Is a conflict between China and India inevitable?

Nothing is inevitable in life or politics – domestic or international. So a conflict between China and India isn’t inevitable. The last chapter of my book lays out five alternative strategic futures for China and India through the year 2040. For the foreseeable future, though, the probability of a military showdown or a cold war between China and India seems higher than between China and Japan or China and the United States. Both China and India aspire for the same things at the same time in the same, namely contested geopolitical space. Asia isn’t big enough to accommodate both.

Where do you hope your book on India and China will make a difference?

My book will surely help policymakers understand the present and future of China-India relationship in order to frame appropriate and more realistic responses with respect to multilateral institutions, UN reform, nuclear proliferation, territorial/resource disputes and maritime rivalries.
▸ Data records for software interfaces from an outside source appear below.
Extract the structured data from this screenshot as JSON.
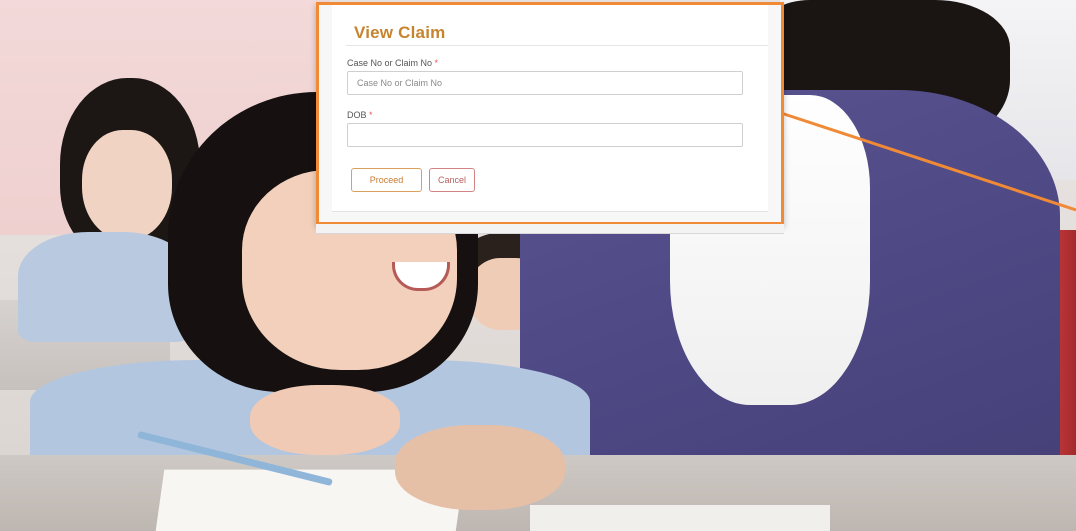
{
  "dialog": {
    "title": "View Claim",
    "case_field": {
      "label": "Case No or Claim No",
      "required_marker": "*",
      "placeholder": "Case No or Claim No",
      "value": ""
    },
    "dob_field": {
      "label": "DOB",
      "required_marker": "*",
      "placeholder": "",
      "value": ""
    },
    "buttons": {
      "proceed_label": "Proceed",
      "cancel_label": "Cancel"
    }
  },
  "colors": {
    "accent_orange": "#f08a36",
    "title_gold": "#c6842f",
    "required_red": "#e05a5a",
    "cancel_red": "#b85d5d"
  }
}
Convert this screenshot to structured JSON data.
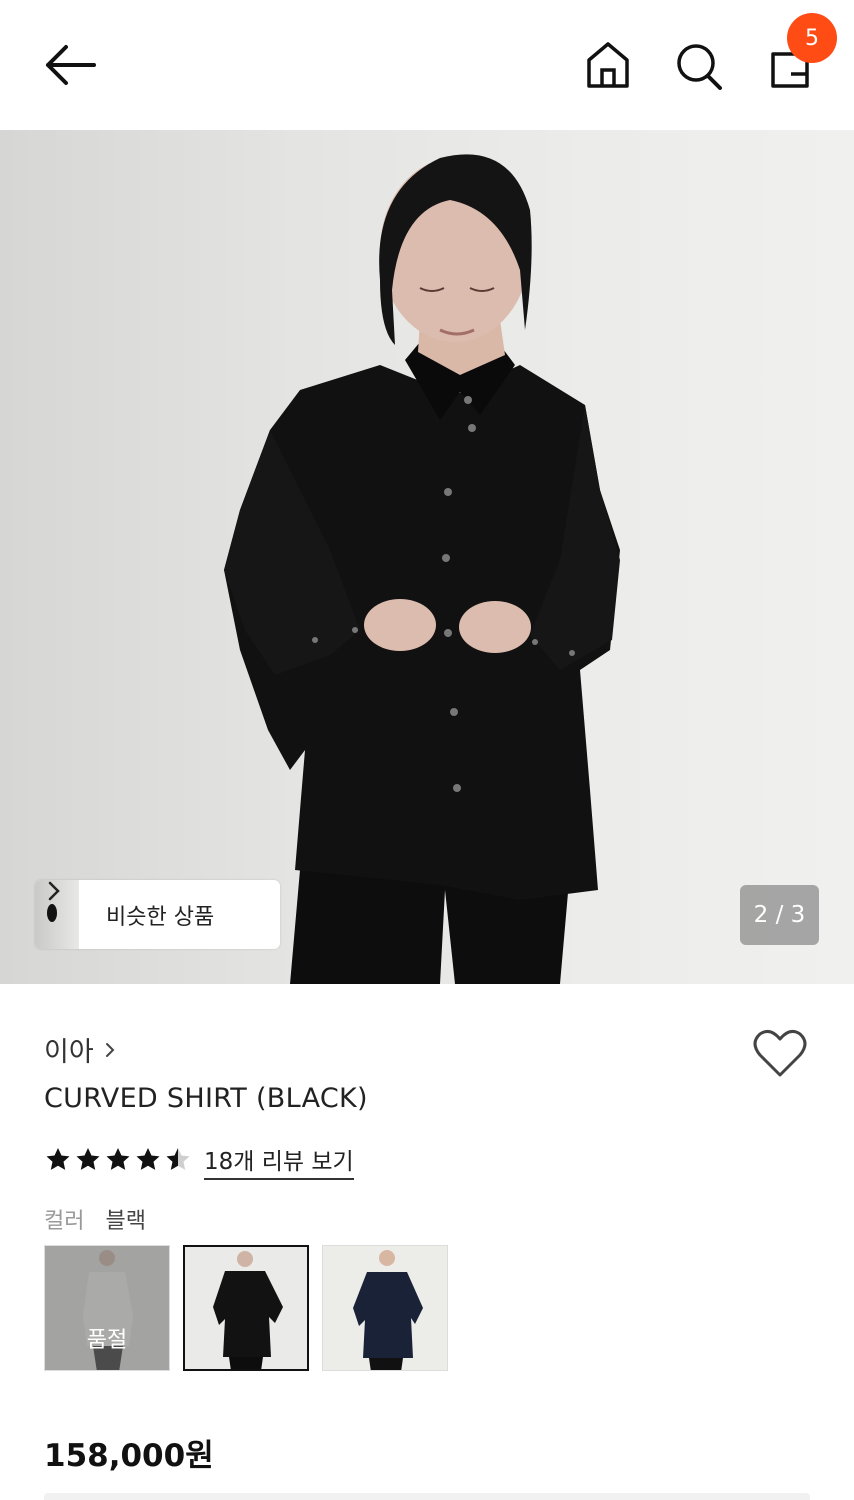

Mohan Malik is professor of Asian security studies at the Asia-Pacific Center for Security Studies. His most recent books are ‘Radicalism and Security in South Asia’ and ‘Dragon on Terrorism: Assessing China’s Tactical Gains and Strategic Losses Post-September 11.